▶ WHAT YOU NEED TO DO: So that nothing is lost, restate each entry exactly as supplied.

▶ SUPPLIED MATERIAL:
▬▬▬▬▬▬

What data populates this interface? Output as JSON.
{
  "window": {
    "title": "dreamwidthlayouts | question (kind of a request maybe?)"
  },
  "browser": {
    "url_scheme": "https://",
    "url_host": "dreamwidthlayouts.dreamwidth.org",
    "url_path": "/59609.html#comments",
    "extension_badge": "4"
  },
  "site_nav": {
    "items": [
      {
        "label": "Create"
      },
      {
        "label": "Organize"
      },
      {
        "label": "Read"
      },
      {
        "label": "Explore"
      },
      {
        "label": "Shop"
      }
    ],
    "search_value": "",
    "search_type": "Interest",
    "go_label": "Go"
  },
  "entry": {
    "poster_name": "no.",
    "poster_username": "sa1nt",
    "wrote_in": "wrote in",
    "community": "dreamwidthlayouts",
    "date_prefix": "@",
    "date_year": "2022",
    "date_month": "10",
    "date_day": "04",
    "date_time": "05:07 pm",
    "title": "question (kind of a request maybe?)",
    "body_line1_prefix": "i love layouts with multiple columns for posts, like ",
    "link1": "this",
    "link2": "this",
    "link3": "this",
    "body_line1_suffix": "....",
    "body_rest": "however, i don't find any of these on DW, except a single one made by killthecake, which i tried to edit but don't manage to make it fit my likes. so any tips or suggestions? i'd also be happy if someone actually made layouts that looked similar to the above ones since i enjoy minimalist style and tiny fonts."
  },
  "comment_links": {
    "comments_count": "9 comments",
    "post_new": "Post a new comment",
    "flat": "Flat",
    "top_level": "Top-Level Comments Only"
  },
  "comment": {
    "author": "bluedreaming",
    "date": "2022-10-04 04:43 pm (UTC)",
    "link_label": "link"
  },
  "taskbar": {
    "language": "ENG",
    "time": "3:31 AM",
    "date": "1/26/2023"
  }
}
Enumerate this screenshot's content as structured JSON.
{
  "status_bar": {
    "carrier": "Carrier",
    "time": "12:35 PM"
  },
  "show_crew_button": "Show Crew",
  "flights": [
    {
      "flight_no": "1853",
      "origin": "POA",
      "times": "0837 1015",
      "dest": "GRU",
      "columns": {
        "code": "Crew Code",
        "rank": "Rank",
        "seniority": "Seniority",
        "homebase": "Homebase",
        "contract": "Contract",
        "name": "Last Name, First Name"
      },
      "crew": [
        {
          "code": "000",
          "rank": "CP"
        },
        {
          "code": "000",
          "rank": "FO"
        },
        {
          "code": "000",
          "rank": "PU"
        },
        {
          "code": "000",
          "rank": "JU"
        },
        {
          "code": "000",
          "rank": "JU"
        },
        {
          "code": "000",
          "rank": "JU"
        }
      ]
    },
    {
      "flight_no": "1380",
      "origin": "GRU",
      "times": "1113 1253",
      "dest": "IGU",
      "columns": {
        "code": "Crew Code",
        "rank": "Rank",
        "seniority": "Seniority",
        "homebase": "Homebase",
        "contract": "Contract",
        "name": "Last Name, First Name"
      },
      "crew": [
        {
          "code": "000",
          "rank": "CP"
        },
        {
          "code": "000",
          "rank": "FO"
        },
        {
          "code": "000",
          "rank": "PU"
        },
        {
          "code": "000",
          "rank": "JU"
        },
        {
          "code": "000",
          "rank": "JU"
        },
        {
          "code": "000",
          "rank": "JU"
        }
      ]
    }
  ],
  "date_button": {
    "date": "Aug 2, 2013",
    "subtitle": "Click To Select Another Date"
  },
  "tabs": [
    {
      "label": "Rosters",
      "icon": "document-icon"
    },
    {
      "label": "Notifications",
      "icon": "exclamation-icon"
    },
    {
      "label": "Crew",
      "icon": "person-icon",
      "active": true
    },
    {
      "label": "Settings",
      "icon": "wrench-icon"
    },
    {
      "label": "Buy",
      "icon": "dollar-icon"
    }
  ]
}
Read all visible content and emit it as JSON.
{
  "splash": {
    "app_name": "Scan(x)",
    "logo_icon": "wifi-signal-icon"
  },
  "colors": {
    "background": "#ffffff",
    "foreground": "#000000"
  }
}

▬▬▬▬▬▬

▶ FINISHED TASK:
What data populates this interface? Output as JSON.
{
  "window": {
    "title": "dreamwidthlayouts | question (kind of a request maybe?)"
  },
  "browser": {
    "url_scheme": "https://",
    "url_host": "dreamwidthlayouts.dreamwidth.org",
    "url_path": "/59609.html#comments",
    "extension_badge": "4"
  },
  "site_nav": {
    "items": [
      {
        "label": "Create"
      },
      {
        "label": "Organize"
      },
      {
        "label": "Read"
      },
      {
        "label": "Explore"
      },
      {
        "label": "Shop"
      }
    ],
    "search_value": "",
    "search_type": "Interest",
    "go_label": "Go"
  },
  "entry": {
    "poster_name": "no.",
    "poster_username": "sa1nt",
    "wrote_in": "wrote in",
    "community": "dreamwidthlayouts",
    "date_prefix": "@",
    "date_year": "2022",
    "date_month": "10",
    "date_day": "04",
    "date_time": "05:07 pm",
    "title": "question (kind of a request maybe?)",
    "body_line1_prefix": "i love layouts with multiple columns for posts, like ",
    "link1": "this",
    "link2": "this",
    "link3": "this",
    "body_line1_suffix": "....",
    "body_rest": "however, i don't find any of these on DW, except a single one made by killthecake, which i tried to edit but don't manage to make it fit my likes. so any tips or suggestions? i'd also be happy if someone actually made layouts that looked similar to the above ones since i enjoy minimalist style and tiny fonts."
  },
  "comment_links": {
    "comments_count": "9 comments",
    "post_new": "Post a new comment",
    "flat": "Flat",
    "top_level": "Top-Level Comments Only"
  },
  "comment": {
    "author": "bluedreaming",
    "date": "2022-10-04 04:43 pm (UTC)",
    "link_label": "link"
  },
  "taskbar": {
    "language": "ENG",
    "time": "3:31 AM",
    "date": "1/26/2023"
  }
}
Enumerate this screenshot's content as structured JSON.
{
  "status_bar": {
    "carrier": "Carrier",
    "time": "12:35 PM"
  },
  "show_crew_button": "Show Crew",
  "flights": [
    {
      "flight_no": "1853",
      "origin": "POA",
      "times": "0837 1015",
      "dest": "GRU",
      "columns": {
        "code": "Crew Code",
        "rank": "Rank",
        "seniority": "Seniority",
        "homebase": "Homebase",
        "contract": "Contract",
        "name": "Last Name, First Name"
      },
      "crew": [
        {
          "code": "000",
          "rank": "CP"
        },
        {
          "code": "000",
          "rank": "FO"
        },
        {
          "code": "000",
          "rank": "PU"
        },
        {
          "code": "000",
          "rank": "JU"
        },
        {
          "code": "000",
          "rank": "JU"
        },
        {
          "code": "000",
          "rank": "JU"
        }
      ]
    },
    {
      "flight_no": "1380",
      "origin": "GRU",
      "times": "1113 1253",
      "dest": "IGU",
      "columns": {
        "code": "Crew Code",
        "rank": "Rank",
        "seniority": "Seniority",
        "homebase": "Homebase",
        "contract": "Contract",
        "name": "Last Name, First Name"
      },
      "crew": [
        {
          "code": "000",
          "rank": "CP"
        },
        {
          "code": "000",
          "rank": "FO"
        },
        {
          "code": "000",
          "rank": "PU"
        },
        {
          "code": "000",
          "rank": "JU"
        },
        {
          "code": "000",
          "rank": "JU"
        },
        {
          "code": "000",
          "rank": "JU"
        }
      ]
    }
  ],
  "date_button": {
    "date": "Aug 2, 2013",
    "subtitle": "Click To Select Another Date"
  },
  "tabs": [
    {
      "label": "Rosters",
      "icon": "document-icon"
    },
    {
      "label": "Notifications",
      "icon": "exclamation-icon"
    },
    {
      "label": "Crew",
      "icon": "person-icon",
      "active": true
    },
    {
      "label": "Settings",
      "icon": "wrench-icon"
    },
    {
      "label": "Buy",
      "icon": "dollar-icon"
    }
  ]
}
Read all visible content and emit it as JSON.
{
  "splash": {
    "app_name": "Scan(x)",
    "logo_icon": "wifi-signal-icon"
  },
  "colors": {
    "background": "#ffffff",
    "foreground": "#000000"
  }
}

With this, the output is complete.